The court also ruled that the business in question, The Station Bistro & Lounge on Orlando Avenue, is not required to have a dance permit, as it is not operating as a nightclub.

“We disagree with the court’s decision and will be filing an appeal,” city spokeswoman Megan MacPherson told the Press Tribune on Thursday.

The Station’s owner, Len Travis, learned of the court’s decision on March 20. His feud with city officials dates back to the summer of 2011.

“It’s wonderful,” Travis said. “It’s what we’ve been saying all along. We started as a restaurant offering music and dancing, and we’ve been fully compliant with the city … it’s been the planning department that has tried to stop our customers from dancing.”

By early 2010, the city’s planning department recognized ambiguities between what constituted a restaurant and what constituted a nightclub under the city’s zoning ordinance, and when a dance permit was required, according to the court’s decision.

The planning department recommended zoning changes that would prevent restaurants from offering dancing and other nightclub activities, unless the business first obtained a conditional use permit. A restaurant wouldn’t be allowed to get this conditional use permit unless it first obtained a public dance permit.

The proposed changes to the zoning ordinance were only to apply to new restaurants or existing restaurants that did not, at that time, offer nightclub activities.

According to the court’s decision, The Station operated as a full-service eating and drinking establishment offering food, alcoholic beverages, music and dancing from October 2008 to beyond the 2010 zoning amendments. In a June 3, 2010 letter, The Station was informed that the amendments would not apply to existing restaurants that were then recognized by the city as providing music and dancing.

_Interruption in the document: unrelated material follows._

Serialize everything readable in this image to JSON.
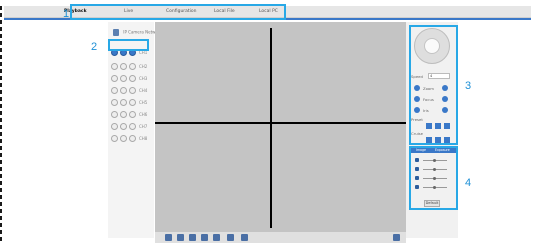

The city says it revoked The Station’s legal nonconforming use status to operate as a nightclub in April 2008. The court’s ruling says the city didn’t provide enough evidence to support its claim that The Station was required to have a dance permit, or that it was operating as a nightclub.